Task goal — Please retype all the records below exactly as they read.

Working data —
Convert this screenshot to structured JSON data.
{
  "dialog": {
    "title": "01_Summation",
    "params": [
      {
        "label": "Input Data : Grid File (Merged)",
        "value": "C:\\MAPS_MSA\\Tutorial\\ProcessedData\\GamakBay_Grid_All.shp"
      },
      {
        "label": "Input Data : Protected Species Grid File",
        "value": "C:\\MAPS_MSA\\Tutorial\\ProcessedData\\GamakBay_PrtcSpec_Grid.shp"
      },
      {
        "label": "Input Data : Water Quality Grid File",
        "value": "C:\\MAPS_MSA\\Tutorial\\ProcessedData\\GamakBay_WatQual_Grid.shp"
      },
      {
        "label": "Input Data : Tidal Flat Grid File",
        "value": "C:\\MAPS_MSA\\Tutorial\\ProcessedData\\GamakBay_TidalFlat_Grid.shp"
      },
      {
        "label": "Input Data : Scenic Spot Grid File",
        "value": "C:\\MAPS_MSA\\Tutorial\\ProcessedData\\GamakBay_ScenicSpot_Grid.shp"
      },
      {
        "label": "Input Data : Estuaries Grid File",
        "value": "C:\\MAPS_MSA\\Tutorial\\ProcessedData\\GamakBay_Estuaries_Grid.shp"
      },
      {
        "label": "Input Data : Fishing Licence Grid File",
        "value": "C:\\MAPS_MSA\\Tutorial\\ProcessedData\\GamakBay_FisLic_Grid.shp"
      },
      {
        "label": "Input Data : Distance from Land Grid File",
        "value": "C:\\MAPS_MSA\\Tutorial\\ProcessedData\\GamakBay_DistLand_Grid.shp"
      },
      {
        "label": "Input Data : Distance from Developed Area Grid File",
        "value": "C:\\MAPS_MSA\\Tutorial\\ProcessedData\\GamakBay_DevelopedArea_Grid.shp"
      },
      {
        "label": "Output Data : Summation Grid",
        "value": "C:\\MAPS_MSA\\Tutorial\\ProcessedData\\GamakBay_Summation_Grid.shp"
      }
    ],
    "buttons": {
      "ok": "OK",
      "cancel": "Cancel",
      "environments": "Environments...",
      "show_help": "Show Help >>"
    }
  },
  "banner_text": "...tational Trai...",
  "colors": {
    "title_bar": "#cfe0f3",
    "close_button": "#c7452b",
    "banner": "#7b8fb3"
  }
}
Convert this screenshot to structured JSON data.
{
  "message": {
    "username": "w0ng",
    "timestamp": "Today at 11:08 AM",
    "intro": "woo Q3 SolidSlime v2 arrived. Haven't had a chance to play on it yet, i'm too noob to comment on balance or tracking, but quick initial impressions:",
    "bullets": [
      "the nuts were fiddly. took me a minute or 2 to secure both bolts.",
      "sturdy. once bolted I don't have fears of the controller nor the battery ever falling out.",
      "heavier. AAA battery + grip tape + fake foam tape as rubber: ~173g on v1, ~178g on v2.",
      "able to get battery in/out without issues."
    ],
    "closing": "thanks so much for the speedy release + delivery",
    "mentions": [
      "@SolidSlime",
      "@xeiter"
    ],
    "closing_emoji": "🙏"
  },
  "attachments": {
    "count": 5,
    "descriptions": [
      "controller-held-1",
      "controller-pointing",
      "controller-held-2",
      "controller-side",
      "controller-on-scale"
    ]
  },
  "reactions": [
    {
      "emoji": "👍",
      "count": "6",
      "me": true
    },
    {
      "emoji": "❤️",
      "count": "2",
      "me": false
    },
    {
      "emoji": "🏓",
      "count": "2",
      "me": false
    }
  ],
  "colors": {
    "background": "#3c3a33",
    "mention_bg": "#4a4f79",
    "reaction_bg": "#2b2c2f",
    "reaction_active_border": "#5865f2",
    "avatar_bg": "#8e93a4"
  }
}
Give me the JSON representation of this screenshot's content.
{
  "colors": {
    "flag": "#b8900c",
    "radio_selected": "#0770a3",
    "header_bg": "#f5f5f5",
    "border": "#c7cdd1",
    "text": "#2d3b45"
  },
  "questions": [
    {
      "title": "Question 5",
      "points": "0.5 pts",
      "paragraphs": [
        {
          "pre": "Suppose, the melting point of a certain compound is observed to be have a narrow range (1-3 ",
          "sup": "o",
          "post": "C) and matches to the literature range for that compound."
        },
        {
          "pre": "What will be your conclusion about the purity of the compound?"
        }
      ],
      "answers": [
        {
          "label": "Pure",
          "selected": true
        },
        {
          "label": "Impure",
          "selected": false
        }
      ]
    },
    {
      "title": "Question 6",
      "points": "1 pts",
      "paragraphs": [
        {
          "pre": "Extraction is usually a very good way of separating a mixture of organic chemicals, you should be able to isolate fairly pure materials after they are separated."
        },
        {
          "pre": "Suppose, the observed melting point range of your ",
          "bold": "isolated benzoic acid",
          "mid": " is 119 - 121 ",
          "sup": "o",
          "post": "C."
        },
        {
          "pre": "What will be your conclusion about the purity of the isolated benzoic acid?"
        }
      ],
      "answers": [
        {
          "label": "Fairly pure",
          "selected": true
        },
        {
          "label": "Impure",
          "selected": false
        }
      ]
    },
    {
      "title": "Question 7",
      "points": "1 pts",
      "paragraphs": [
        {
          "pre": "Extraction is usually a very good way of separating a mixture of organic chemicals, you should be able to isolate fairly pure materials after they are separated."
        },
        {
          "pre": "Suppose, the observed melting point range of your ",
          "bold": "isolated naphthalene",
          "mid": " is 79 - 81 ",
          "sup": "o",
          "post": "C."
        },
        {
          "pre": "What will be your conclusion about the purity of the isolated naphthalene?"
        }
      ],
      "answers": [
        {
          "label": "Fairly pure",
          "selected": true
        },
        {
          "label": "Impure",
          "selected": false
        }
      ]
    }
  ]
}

Answer —
Convert this screenshot to structured JSON data.
{
  "dialog": {
    "title": "01_Summation",
    "params": [
      {
        "label": "Input Data : Grid File (Merged)",
        "value": "C:\\MAPS_MSA\\Tutorial\\ProcessedData\\GamakBay_Grid_All.shp"
      },
      {
        "label": "Input Data : Protected Species Grid File",
        "value": "C:\\MAPS_MSA\\Tutorial\\ProcessedData\\GamakBay_PrtcSpec_Grid.shp"
      },
      {
        "label": "Input Data : Water Quality Grid File",
        "value": "C:\\MAPS_MSA\\Tutorial\\ProcessedData\\GamakBay_WatQual_Grid.shp"
      },
      {
        "label": "Input Data : Tidal Flat Grid File",
        "value": "C:\\MAPS_MSA\\Tutorial\\ProcessedData\\GamakBay_TidalFlat_Grid.shp"
      },
      {
        "label": "Input Data : Scenic Spot Grid File",
        "value": "C:\\MAPS_MSA\\Tutorial\\ProcessedData\\GamakBay_ScenicSpot_Grid.shp"
      },
      {
        "label": "Input Data : Estuaries Grid File",
        "value": "C:\\MAPS_MSA\\Tutorial\\ProcessedData\\GamakBay_Estuaries_Grid.shp"
      },
      {
        "label": "Input Data : Fishing Licence Grid File",
        "value": "C:\\MAPS_MSA\\Tutorial\\ProcessedData\\GamakBay_FisLic_Grid.shp"
      },
      {
        "label": "Input Data : Distance from Land Grid File",
        "value": "C:\\MAPS_MSA\\Tutorial\\ProcessedData\\GamakBay_DistLand_Grid.shp"
      },
      {
        "label": "Input Data : Distance from Developed Area Grid File",
        "value": "C:\\MAPS_MSA\\Tutorial\\ProcessedData\\GamakBay_DevelopedArea_Grid.shp"
      },
      {
        "label": "Output Data : Summation Grid",
        "value": "C:\\MAPS_MSA\\Tutorial\\ProcessedData\\GamakBay_Summation_Grid.shp"
      }
    ],
    "buttons": {
      "ok": "OK",
      "cancel": "Cancel",
      "environments": "Environments...",
      "show_help": "Show Help >>"
    }
  },
  "banner_text": "...tational Trai...",
  "colors": {
    "title_bar": "#cfe0f3",
    "close_button": "#c7452b",
    "banner": "#7b8fb3"
  }
}
Convert this screenshot to structured JSON data.
{
  "message": {
    "username": "w0ng",
    "timestamp": "Today at 11:08 AM",
    "intro": "woo Q3 SolidSlime v2 arrived. Haven't had a chance to play on it yet, i'm too noob to comment on balance or tracking, but quick initial impressions:",
    "bullets": [
      "the nuts were fiddly. took me a minute or 2 to secure both bolts.",
      "sturdy. once bolted I don't have fears of the controller nor the battery ever falling out.",
      "heavier. AAA battery + grip tape + fake foam tape as rubber: ~173g on v1, ~178g on v2.",
      "able to get battery in/out without issues."
    ],
    "closing": "thanks so much for the speedy release + delivery",
    "mentions": [
      "@SolidSlime",
      "@xeiter"
    ],
    "closing_emoji": "🙏"
  },
  "attachments": {
    "count": 5,
    "descriptions": [
      "controller-held-1",
      "controller-pointing",
      "controller-held-2",
      "controller-side",
      "controller-on-scale"
    ]
  },
  "reactions": [
    {
      "emoji": "👍",
      "count": "6",
      "me": true
    },
    {
      "emoji": "❤️",
      "count": "2",
      "me": false
    },
    {
      "emoji": "🏓",
      "count": "2",
      "me": false
    }
  ],
  "colors": {
    "background": "#3c3a33",
    "mention_bg": "#4a4f79",
    "reaction_bg": "#2b2c2f",
    "reaction_active_border": "#5865f2",
    "avatar_bg": "#8e93a4"
  }
}
Give me the JSON representation of this screenshot's content.
{
  "colors": {
    "flag": "#b8900c",
    "radio_selected": "#0770a3",
    "header_bg": "#f5f5f5",
    "border": "#c7cdd1",
    "text": "#2d3b45"
  },
  "questions": [
    {
      "title": "Question 5",
      "points": "0.5 pts",
      "paragraphs": [
        {
          "pre": "Suppose, the melting point of a certain compound is observed to be have a narrow range (1-3 ",
          "sup": "o",
          "post": "C) and matches to the literature range for that compound."
        },
        {
          "pre": "What will be your conclusion about the purity of the compound?"
        }
      ],
      "answers": [
        {
          "label": "Pure",
          "selected": true
        },
        {
          "label": "Impure",
          "selected": false
        }
      ]
    },
    {
      "title": "Question 6",
      "points": "1 pts",
      "paragraphs": [
        {
          "pre": "Extraction is usually a very good way of separating a mixture of organic chemicals, you should be able to isolate fairly pure materials after they are separated."
        },
        {
          "pre": "Suppose, the observed melting point range of your ",
          "bold": "isolated benzoic acid",
          "mid": " is 119 - 121 ",
          "sup": "o",
          "post": "C."
        },
        {
          "pre": "What will be your conclusion about the purity of the isolated benzoic acid?"
        }
      ],
      "answers": [
        {
          "label": "Fairly pure",
          "selected": true
        },
        {
          "label": "Impure",
          "selected": false
        }
      ]
    },
    {
      "title": "Question 7",
      "points": "1 pts",
      "paragraphs": [
        {
          "pre": "Extraction is usually a very good way of separating a mixture of organic chemicals, you should be able to isolate fairly pure materials after they are separated."
        },
        {
          "pre": "Suppose, the observed melting point range of your ",
          "bold": "isolated naphthalene",
          "mid": " is 79 - 81 ",
          "sup": "o",
          "post": "C."
        },
        {
          "pre": "What will be your conclusion about the purity of the isolated naphthalene?"
        }
      ],
      "answers": [
        {
          "label": "Fairly pure",
          "selected": true
        },
        {
          "label": "Impure",
          "selected": false
        }
      ]
    }
  ]
}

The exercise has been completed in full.